- Finney was called the most influential Liturgical Reformer in American History
- From an Arminian perspective
These sermons were preached by Charles Grandison Finney at Oberlin College during the years 1845-1861…Few preachers in any age have surpassed Charles Finney in clear and well-defined views of conscience, and of man's moral convictions; few have been more fully at home in the domain of law and government; few have learned more of the spiritual life from experience and from observation; not many have discriminated the true from the false more closely, or have been more skillful in putting their points clearly and pungently. Hence, these sermons under God were full of spiritual power. They are given to the public in this form, in the hope that at least a measure of the same wholesome saving power may never fail to bless the reader.
About the Author
Born in 1792 in Warren, Connecticut, Charles Grandison Finney was the youngest of fifteen children. The son of farmers, Finney never attended college, but his six foot three inch stature, piercing eyes, musical skill, and leadership abilities gained him recognition in his community. He studied as an apprentice to become a lawyer, but after a dramatic conversion experience and baptism into the Holy Spirit in Adams, New York, he resigned from all of his duties at his law office to attend to the call of God on his life which was to preach the gospel.

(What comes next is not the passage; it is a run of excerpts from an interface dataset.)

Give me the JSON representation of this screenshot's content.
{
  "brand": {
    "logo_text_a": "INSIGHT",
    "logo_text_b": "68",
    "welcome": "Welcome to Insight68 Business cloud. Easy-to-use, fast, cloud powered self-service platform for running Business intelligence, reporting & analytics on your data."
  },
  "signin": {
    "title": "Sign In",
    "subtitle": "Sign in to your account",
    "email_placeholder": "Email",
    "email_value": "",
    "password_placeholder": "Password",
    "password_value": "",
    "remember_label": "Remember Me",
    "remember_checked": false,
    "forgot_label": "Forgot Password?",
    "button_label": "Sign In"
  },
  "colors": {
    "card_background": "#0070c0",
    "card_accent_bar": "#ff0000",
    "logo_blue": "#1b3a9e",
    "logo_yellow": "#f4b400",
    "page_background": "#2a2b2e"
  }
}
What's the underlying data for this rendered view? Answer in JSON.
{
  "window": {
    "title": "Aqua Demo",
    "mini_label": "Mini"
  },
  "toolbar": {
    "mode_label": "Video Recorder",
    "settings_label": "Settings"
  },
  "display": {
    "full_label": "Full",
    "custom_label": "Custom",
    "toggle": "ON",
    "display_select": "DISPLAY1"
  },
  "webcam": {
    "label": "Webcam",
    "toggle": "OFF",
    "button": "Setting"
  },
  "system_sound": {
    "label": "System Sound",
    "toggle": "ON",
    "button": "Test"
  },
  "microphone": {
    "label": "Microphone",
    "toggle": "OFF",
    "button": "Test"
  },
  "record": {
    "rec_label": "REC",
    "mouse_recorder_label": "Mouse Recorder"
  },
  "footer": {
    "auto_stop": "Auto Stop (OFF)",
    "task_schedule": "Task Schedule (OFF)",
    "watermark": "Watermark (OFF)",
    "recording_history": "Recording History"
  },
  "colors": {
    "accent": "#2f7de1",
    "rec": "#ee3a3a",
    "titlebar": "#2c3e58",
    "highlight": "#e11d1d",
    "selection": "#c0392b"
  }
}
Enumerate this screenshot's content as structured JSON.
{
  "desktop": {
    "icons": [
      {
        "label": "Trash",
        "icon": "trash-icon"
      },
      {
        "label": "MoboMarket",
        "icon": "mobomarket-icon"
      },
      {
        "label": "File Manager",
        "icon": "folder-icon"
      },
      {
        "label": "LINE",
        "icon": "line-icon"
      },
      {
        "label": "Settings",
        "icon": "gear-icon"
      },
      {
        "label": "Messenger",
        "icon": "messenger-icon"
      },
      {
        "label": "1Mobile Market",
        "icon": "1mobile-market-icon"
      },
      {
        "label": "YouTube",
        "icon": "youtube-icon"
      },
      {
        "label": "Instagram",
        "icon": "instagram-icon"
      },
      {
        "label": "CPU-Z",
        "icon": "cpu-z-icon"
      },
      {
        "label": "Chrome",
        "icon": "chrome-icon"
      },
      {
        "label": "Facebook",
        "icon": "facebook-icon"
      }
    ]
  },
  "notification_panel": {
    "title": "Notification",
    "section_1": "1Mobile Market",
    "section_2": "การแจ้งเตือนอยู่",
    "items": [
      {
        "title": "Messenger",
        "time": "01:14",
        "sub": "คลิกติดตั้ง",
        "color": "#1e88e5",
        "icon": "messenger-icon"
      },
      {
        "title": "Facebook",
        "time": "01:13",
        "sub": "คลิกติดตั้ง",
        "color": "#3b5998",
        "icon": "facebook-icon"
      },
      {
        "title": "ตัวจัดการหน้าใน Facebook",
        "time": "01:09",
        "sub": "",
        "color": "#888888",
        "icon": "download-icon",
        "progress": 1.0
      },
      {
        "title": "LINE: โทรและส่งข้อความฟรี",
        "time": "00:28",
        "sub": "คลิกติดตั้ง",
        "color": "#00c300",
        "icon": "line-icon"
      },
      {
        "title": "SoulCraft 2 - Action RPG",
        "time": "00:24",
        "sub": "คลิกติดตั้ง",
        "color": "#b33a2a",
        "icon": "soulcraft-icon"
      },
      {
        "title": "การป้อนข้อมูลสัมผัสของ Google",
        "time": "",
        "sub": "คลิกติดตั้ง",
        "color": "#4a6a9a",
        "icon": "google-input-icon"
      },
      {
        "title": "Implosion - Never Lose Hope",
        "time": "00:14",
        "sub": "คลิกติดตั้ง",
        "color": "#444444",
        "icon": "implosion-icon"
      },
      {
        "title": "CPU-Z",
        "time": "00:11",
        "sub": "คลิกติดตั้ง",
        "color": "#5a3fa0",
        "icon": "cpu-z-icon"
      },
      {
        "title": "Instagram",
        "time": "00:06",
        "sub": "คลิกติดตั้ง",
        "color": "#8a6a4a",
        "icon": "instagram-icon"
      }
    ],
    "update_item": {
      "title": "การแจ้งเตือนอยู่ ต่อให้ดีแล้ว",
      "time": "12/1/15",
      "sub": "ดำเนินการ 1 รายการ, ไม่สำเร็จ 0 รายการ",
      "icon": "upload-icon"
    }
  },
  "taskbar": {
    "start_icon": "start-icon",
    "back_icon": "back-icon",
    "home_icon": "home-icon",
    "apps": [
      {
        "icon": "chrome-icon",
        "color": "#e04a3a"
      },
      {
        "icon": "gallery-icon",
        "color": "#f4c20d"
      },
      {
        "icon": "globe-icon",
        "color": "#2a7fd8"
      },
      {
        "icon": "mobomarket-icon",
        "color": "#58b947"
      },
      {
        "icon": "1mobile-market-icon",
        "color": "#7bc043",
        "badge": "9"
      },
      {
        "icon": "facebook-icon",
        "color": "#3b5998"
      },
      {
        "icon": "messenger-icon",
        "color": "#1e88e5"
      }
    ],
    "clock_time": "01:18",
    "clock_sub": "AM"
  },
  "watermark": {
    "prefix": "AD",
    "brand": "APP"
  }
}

In December of 1823, he became a licensed minster by the Presbyterian Church, Evans Mills, New York.
He moved to New York City in 1832 where he pastored the Chatham Street Chapel, and later founded and pastored the Broadway Tabernacle, known today as Broadway United Church of Christ. Finney's presentation of the gospel message reached thousands and influenced many communities. In addition to becoming a popular Christian evangelist, Finney was involved with the abolitionist movement and frequently denounced slavery from the pulpit. In 1835, he moved to Ohio where he would become a professor and later president of Oberlin College from 1851 – 1866.
Finney was a primary influence on the "revival" style of theology which emerged in the 19th century. Finney's theology is difficult to classify, as can be observed in his masterwork, Religious Revivals. In this work, he also states that salvation depends on a person's will to repent and not forced by God on people against their will. However, Finney affirmed salvation by grace through faith alone, not by works or by obedience. Finney also affirmed that works were the evidence of faith.
Finney's understanding of the atonement was that it satisfied "public justice" and that it opened up the way for God to pardon people of their sin. This was the so-called New Divinity which was popular at that time period. In this view, Christ's death satisfied public justice rather than retributive justice. As Finney put it, it was not a "commercial transaction."
One of the most famous things Finney did was implement public professions of faith where people would come down the isle of the Church to proclaim their faith, and he also set up the opportunity for seekers to be counseled about their faith before making the profession. An uncommon practice at the time, which has been adopted as a standard for many Churches today. In August 1875, Finney died in Oberlin due to a heart ailment.